Let’s move on to movement. Buchholz got Phillies batters to swing and miss 10 times. Four of those came on the changeup, and three each on the sinker and curveball. Against New York, there were five swings and misses (on 15 fewer pitches). Four came on the sinker, and one on the fastball. Right there we can see a big difference. When Buchholz is right he gets a lot of mileage out of his changeup. He gets swings and misses, he gets weak contact, and he keeps hitters off his hard stuff. Against the Yankees the changeup wasn’t working, or at least Buchholz didn’t think it was working. According to Brooks, Buchholz only threw the changeup seven times against New York, only two of which were strikes. That could be because the movement on the changeup was different, and it was, but not by much. Against the Phillies the changeup moved 5.22 inches vertically and 7.11 inches horizontally, while against the Yankees the changeup moved 4.65 inches vertically and 6.90 inches horizontally. That’s a difference of 0.57 vertical inches and 0.21 horizontal inches. These are averages of course, but that doesn’t seem like a shockingly huge difference.
It’s odd that a guy could look so different from year to year but it’s downright bizarre the same guy would look so different start to start.
The biggest difference in movement came on the fastball, which (again, on average) broke 2.74 inches less horizontally (i.e. slid less) and 1.69 inches less vertically (i.e. dropped less) against New York than Philadelphia. But it was the sinker, not the fastball, that got hit around against New York. Eight of the 12 Buchholz sinkers put into play were done with no out recorded against the Yankees. The sinker was also the pitch Buchholz used far more in New York than in Philadelphia, throwing 34 of them (43 percent of his pitches) in the Bronx to 26 (28 percent) in Philadelphia.
In the end it looks like Buchholz had a bad start against New York in every sense of the word.

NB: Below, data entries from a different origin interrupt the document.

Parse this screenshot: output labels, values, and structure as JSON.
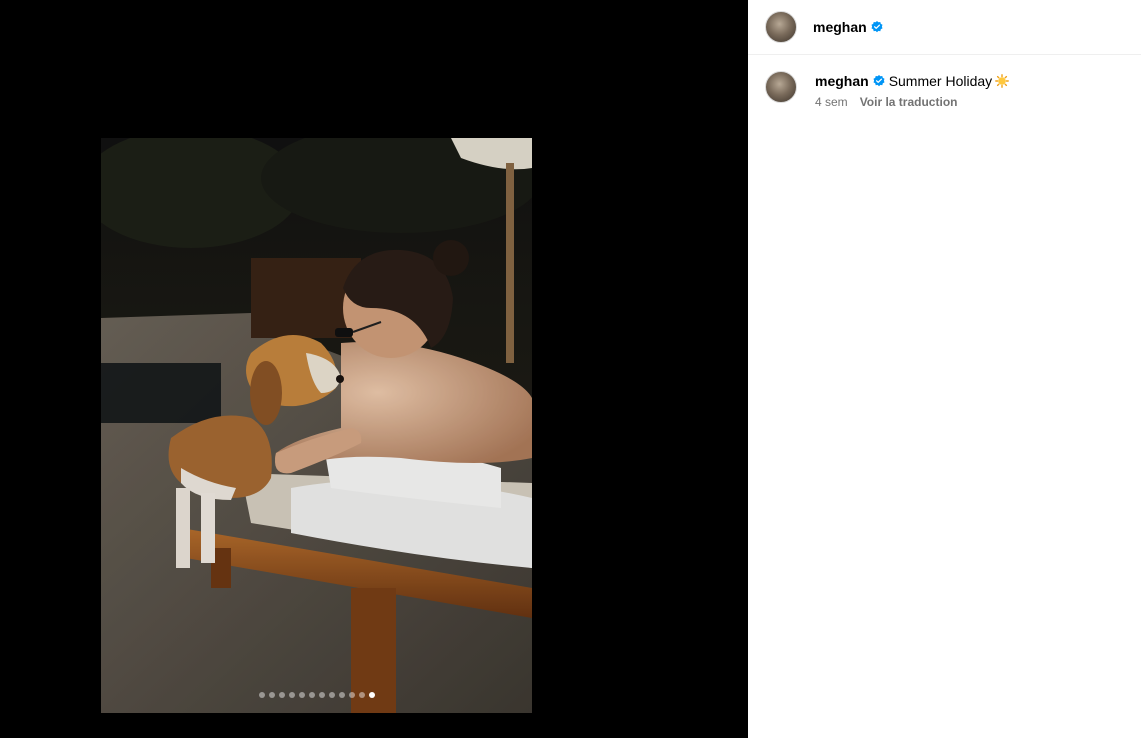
{
  "post": {
    "username": "meghan",
    "verified": true,
    "image_alt": "Woman lying on a sun lounger nose to nose with a beagle",
    "carousel": {
      "total": 12,
      "active_index": 11
    }
  },
  "caption": {
    "username": "meghan",
    "text": "Summer Holiday",
    "emoji": "sun-emoji",
    "time": "4 sem",
    "translate_label": "Voir la traduction"
  },
  "colors": {
    "verified": "#0095f6",
    "meta_text": "#737373",
    "divider": "#efefef"
  }
}
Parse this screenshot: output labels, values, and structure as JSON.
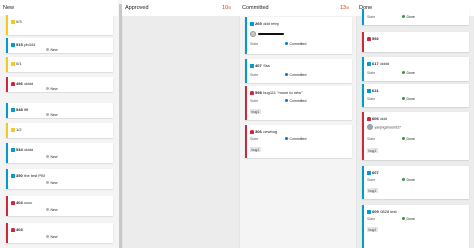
{
  "columns": {
    "new": {
      "label": "New"
    },
    "approved": {
      "label": "Approved",
      "count": "10",
      "limit": "/5"
    },
    "committed": {
      "label": "Committed",
      "count": "13",
      "limit": "/5"
    },
    "done": {
      "label": "Done"
    }
  },
  "labels": {
    "state": "State"
  },
  "new_cards": [
    {
      "type": "feature",
      "id": "",
      "title": "0/3",
      "state": ""
    },
    {
      "type": "story",
      "id": "515",
      "title": "pb444",
      "state": "New"
    },
    {
      "type": "feature",
      "id": "",
      "title": "0/1",
      "state": ""
    },
    {
      "type": "bug",
      "id": "496",
      "title": "dddd",
      "state": "New"
    },
    {
      "type": "story",
      "id": "548",
      "title": "ffff",
      "state": "New"
    },
    {
      "type": "feature",
      "id": "",
      "title": "1/2",
      "state": ""
    },
    {
      "type": "story",
      "id": "534",
      "title": "dddd",
      "state": "New"
    },
    {
      "type": "story",
      "id": "350",
      "title": "the test PBI",
      "state": "New"
    },
    {
      "type": "bug",
      "id": "404",
      "title": "cccc",
      "state": "New"
    },
    {
      "type": "bug",
      "id": "403",
      "title": "",
      "state": "New"
    }
  ],
  "committed_cards": [
    {
      "type": "story",
      "id": "269",
      "title": "ddd retry",
      "state": "Committed",
      "tag": ""
    },
    {
      "type": "story",
      "id": "407",
      "title": "Sss",
      "state": "Committed",
      "tag": ""
    },
    {
      "type": "bug",
      "id": "598",
      "title": "bug111 \"move to new\"",
      "state": "Committed",
      "tag": "bug1"
    },
    {
      "type": "bug",
      "id": "306",
      "title": "newbug",
      "state": "Committed",
      "tag": "bug1"
    }
  ],
  "done_cards": [
    {
      "type": "story",
      "id": "",
      "title": "",
      "state": "Done",
      "tag": ""
    },
    {
      "type": "bug",
      "id": "592",
      "title": "",
      "state": "",
      "tag": ""
    },
    {
      "type": "story",
      "id": "617",
      "title": "dddd",
      "state": "Done",
      "tag": ""
    },
    {
      "type": "story",
      "id": "621",
      "title": "",
      "state": "Done",
      "tag": ""
    },
    {
      "type": "bug",
      "id": "606",
      "title": "ddd",
      "state": "Done",
      "tag": "bug1",
      "assignee": "yanjingzhou0927"
    },
    {
      "type": "story",
      "id": "607",
      "title": "",
      "state": "Done",
      "tag": "bug1"
    },
    {
      "type": "story",
      "id": "609",
      "title": "0828 test",
      "state": "Done",
      "tag": "bug1"
    }
  ]
}
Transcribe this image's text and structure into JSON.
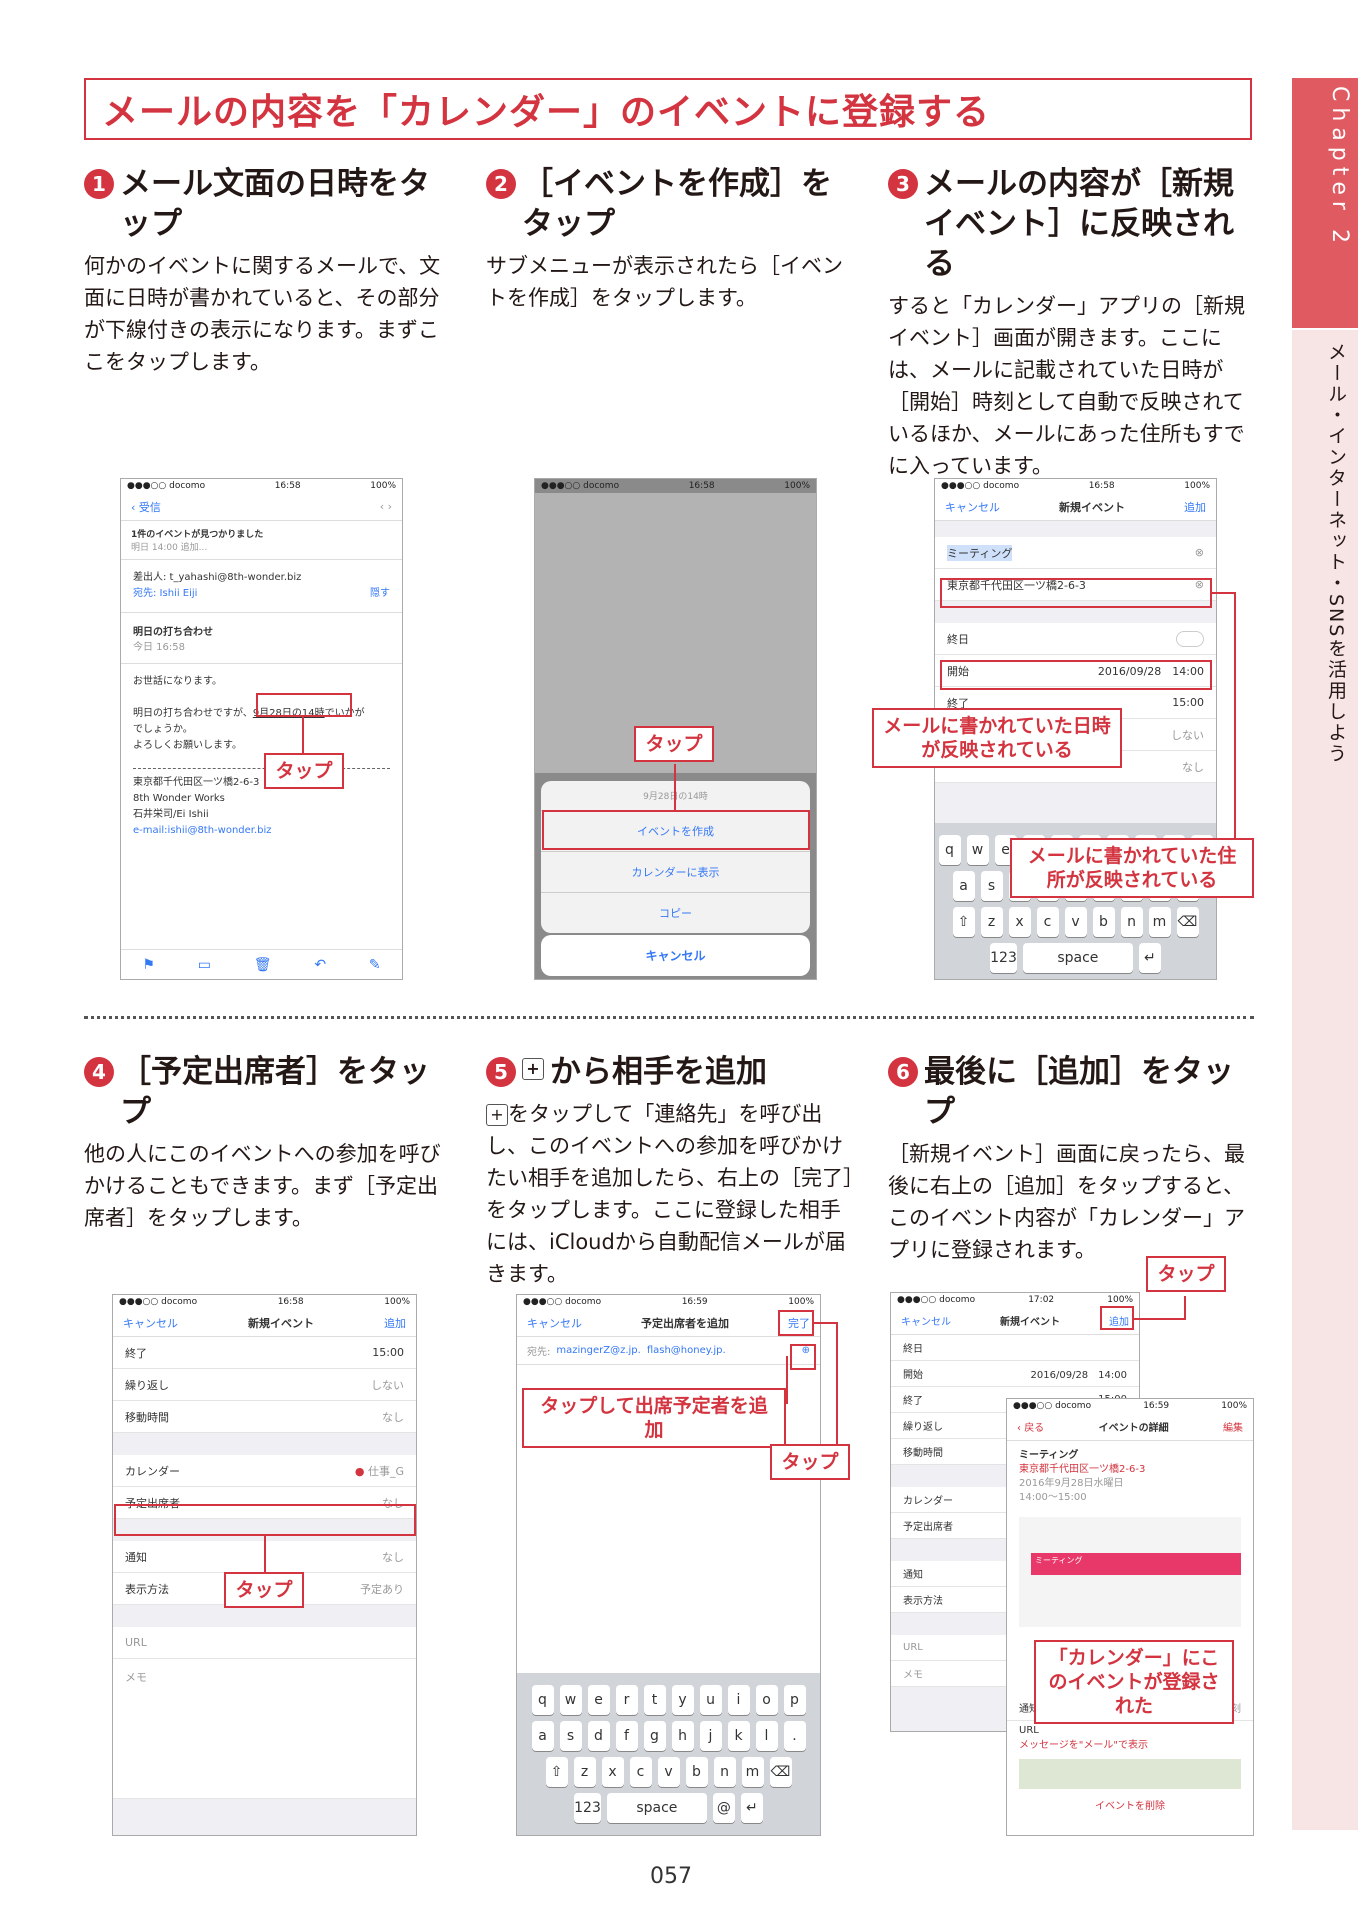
{
  "title": "メールの内容を「カレンダー」のイベントに登録する",
  "side": {
    "chapter": "Chapter 2",
    "section": "メール・インターネット・SNSを活用しよう"
  },
  "steps": [
    {
      "num": "1",
      "title": "メール文面の日時をタップ",
      "body": "何かのイベントに関するメールで、文面に日時が書かれていると、その部分が下線付きの表示になります。まずここをタップします。"
    },
    {
      "num": "2",
      "title": "［イベントを作成］をタップ",
      "body": "サブメニューが表示されたら［イベントを作成］をタップします。"
    },
    {
      "num": "3",
      "title": "メールの内容が［新規イベント］に反映される",
      "body": "すると「カレンダー」アプリの［新規イベント］画面が開きます。ここには、メールに記載されていた日時が［開始］時刻として自動で反映されているほか、メールにあった住所もすでに入っています。"
    },
    {
      "num": "4",
      "title": "［予定出席者］をタップ",
      "body": "他の人にこのイベントへの参加を呼びかけることもできます。まず［予定出席者］をタップします。"
    },
    {
      "num": "5",
      "title": "から相手を追加",
      "body": "をタップして「連絡先」を呼び出し、このイベントへの参加を呼びかけたい相手を追加したら、右上の［完了］をタップします。ここに登録した相手には、iCloudから自動配信メールが届きます。"
    },
    {
      "num": "6",
      "title": "最後に［追加］をタップ",
      "body": "［新規イベント］画面に戻ったら、最後に右上の［追加］をタップすると、このイベント内容が「カレンダー」アプリに登録されます。"
    }
  ],
  "status": {
    "carrier": "●●●○○ docomo",
    "time1": "16:58",
    "time2": "16:59",
    "time3": "17:02",
    "battery": "100%"
  },
  "s1": {
    "back": "受信",
    "banner": "1件のイベントが見つかりました",
    "banner_sub": "明日 14:00  追加...",
    "from": "差出人: t_yahashi@8th-wonder.biz",
    "to": "宛先: Ishii Eiji",
    "hide": "隠す",
    "subject": "明日の打ち合わせ",
    "date": "今日 16:58",
    "l1": "お世話になります。",
    "l2": "明日の打ち合わせですが、",
    "l2d": "9月28日の14時",
    "l2e": "でいかが",
    "l3": "でしょうか。",
    "l4": "よろしくお願いします。",
    "sig1": "東京都千代田区一ツ橋2-6-3",
    "sig2": "8th Wonder Works",
    "sig3": "石井栄司/Ei Ishii",
    "sig4": "e-mail:ishii@8th-wonder.biz",
    "callout": "タップ"
  },
  "s2": {
    "menu_title": "9月28日の14時",
    "m1": "イベントを作成",
    "m2": "カレンダーに表示",
    "m3": "コピー",
    "cancel": "キャンセル",
    "callout": "タップ"
  },
  "s3": {
    "cancel": "キャンセル",
    "title": "新規イベント",
    "add": "追加",
    "event": "ミーティング",
    "addr": "東京都千代田区一ツ橋2-6-3",
    "allday": "終日",
    "start": "開始",
    "start_v": "2016/09/28　14:00",
    "end": "終了",
    "end_v": "15:00",
    "none": "しない",
    "none2": "なし",
    "space": "space",
    "c1": "メールに書かれていた日時が反映されている",
    "c2": "メールに書かれていた住所が反映されている"
  },
  "s4": {
    "end": "終了",
    "end_v": "15:00",
    "repeat": "繰り返し",
    "repeat_v": "しない",
    "travel": "移動時間",
    "travel_v": "なし",
    "cal": "カレンダー",
    "cal_v": "仕事_G",
    "inv": "予定出席者",
    "inv_v": "なし",
    "alert": "通知",
    "alert_v": "なし",
    "show": "表示方法",
    "show_v": "予定あり",
    "url": "URL",
    "memo": "メモ",
    "callout": "タップ"
  },
  "s5": {
    "title": "予定出席者を追加",
    "done": "完了",
    "to": "宛先:",
    "r1": "mazingerZ@z.jp.",
    "r2": "flash@honey.jp.",
    "c1": "タップして出席予定者を追加",
    "c2": "タップ"
  },
  "s6": {
    "back": "戻る",
    "detail": "イベントの詳細",
    "edit": "編集",
    "ev": "ミーティング",
    "addr": "東京都千代田区一ツ橋2-6-3",
    "when": "2016年9月28日水曜日",
    "when2": "14:00〜15:00",
    "start": "開始",
    "start_v": "2016/09/28　14:00",
    "end": "終了",
    "end_v": "15:00",
    "repeat": "繰り返し",
    "travel": "移動時間",
    "cal": "カレンダー",
    "inv": "予定出席者",
    "alert": "通知",
    "show": "表示方法",
    "url": "URL",
    "memo": "メモ",
    "alert_v": "出発時刻",
    "url_v": "メッセージを\"メール\"で表示",
    "delete": "イベントを削除",
    "c1": "タップ",
    "c2": "「カレンダー」にこのイベントが登録された"
  },
  "page": "057"
}
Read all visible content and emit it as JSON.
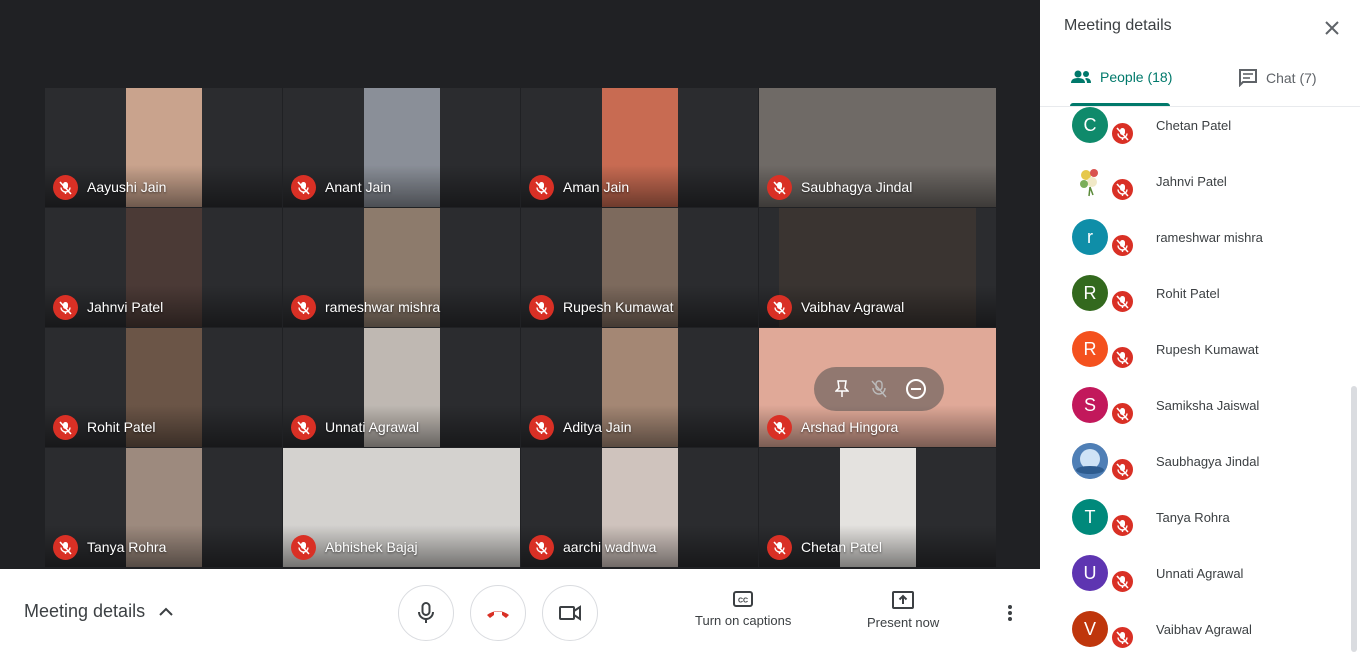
{
  "tiles": [
    {
      "name": "Aayushi Jain",
      "bg": "#c9a38d"
    },
    {
      "name": "Anant Jain",
      "bg": "#8a8f98"
    },
    {
      "name": "Aman Jain",
      "bg": "#c86b52"
    },
    {
      "name": "Saubhagya Jindal",
      "bg": "#6f6a66"
    },
    {
      "name": "Jahnvi Patel",
      "bg": "#4b3a36"
    },
    {
      "name": "rameshwar mishra",
      "bg": "#8d7b6c"
    },
    {
      "name": "Rupesh Kumawat",
      "bg": "#7d6a5d"
    },
    {
      "name": "Vaibhav Agrawal",
      "bg": "#3a3431"
    },
    {
      "name": "Rohit Patel",
      "bg": "#6b5547"
    },
    {
      "name": "Unnati Agrawal",
      "bg": "#bfb8b2"
    },
    {
      "name": "Aditya Jain",
      "bg": "#a48774"
    },
    {
      "name": "Arshad Hingora",
      "bg": "#e0a998"
    },
    {
      "name": "Tanya Rohra",
      "bg": "#9d8a7e"
    },
    {
      "name": "Abhishek Bajaj",
      "bg": "#d4d2cf"
    },
    {
      "name": "aarchi wadhwa",
      "bg": "#cfc3bd"
    },
    {
      "name": "Chetan Patel",
      "bg": "#e4e2df"
    }
  ],
  "bottom_bar": {
    "meeting_details_label": "Meeting details",
    "captions_label": "Turn on captions",
    "present_label": "Present now"
  },
  "panel": {
    "title": "Meeting details",
    "tabs": {
      "people": "People (18)",
      "chat": "Chat (7)"
    },
    "people": [
      {
        "name": "Chetan Patel",
        "initial": "C",
        "color": "#0f8a6b"
      },
      {
        "name": "Jahnvi Patel",
        "initial": "",
        "color": "#ffffff"
      },
      {
        "name": "rameshwar mishra",
        "initial": "r",
        "color": "#0f8ea8"
      },
      {
        "name": "Rohit Patel",
        "initial": "R",
        "color": "#33691e"
      },
      {
        "name": "Rupesh Kumawat",
        "initial": "R",
        "color": "#f4511e"
      },
      {
        "name": "Samiksha Jaiswal",
        "initial": "S",
        "color": "#c2185b"
      },
      {
        "name": "Saubhagya Jindal",
        "initial": "",
        "color": "#5a7fa8"
      },
      {
        "name": "Tanya Rohra",
        "initial": "T",
        "color": "#00897b"
      },
      {
        "name": "Unnati Agrawal",
        "initial": "U",
        "color": "#5e35b1"
      },
      {
        "name": "Vaibhav Agrawal",
        "initial": "V",
        "color": "#bf360c"
      }
    ]
  }
}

His pitches were slower, they moved less and were more likely to stay high in the zone. Just five days earlier the same guy exhibited better pitches and better command and control of them. It’s odd that a guy could look so different from year to year but it’s downright bizarre the same guy would look so different start to start. That’s where we are with Clay Buchholz, though. It’s like growing up in a town, leaving for a day trip, and coming back to find that everything looks different. Then you go into a drug store for a soda and come out eight minutes later and everything looks like it did before you originally left. Did everything change? Which one is the real town? Which one is the real Clay Buchholz? Both, and that’s the real problem.
Photo by Kelly O’Connor, sittingstill.smugmug.com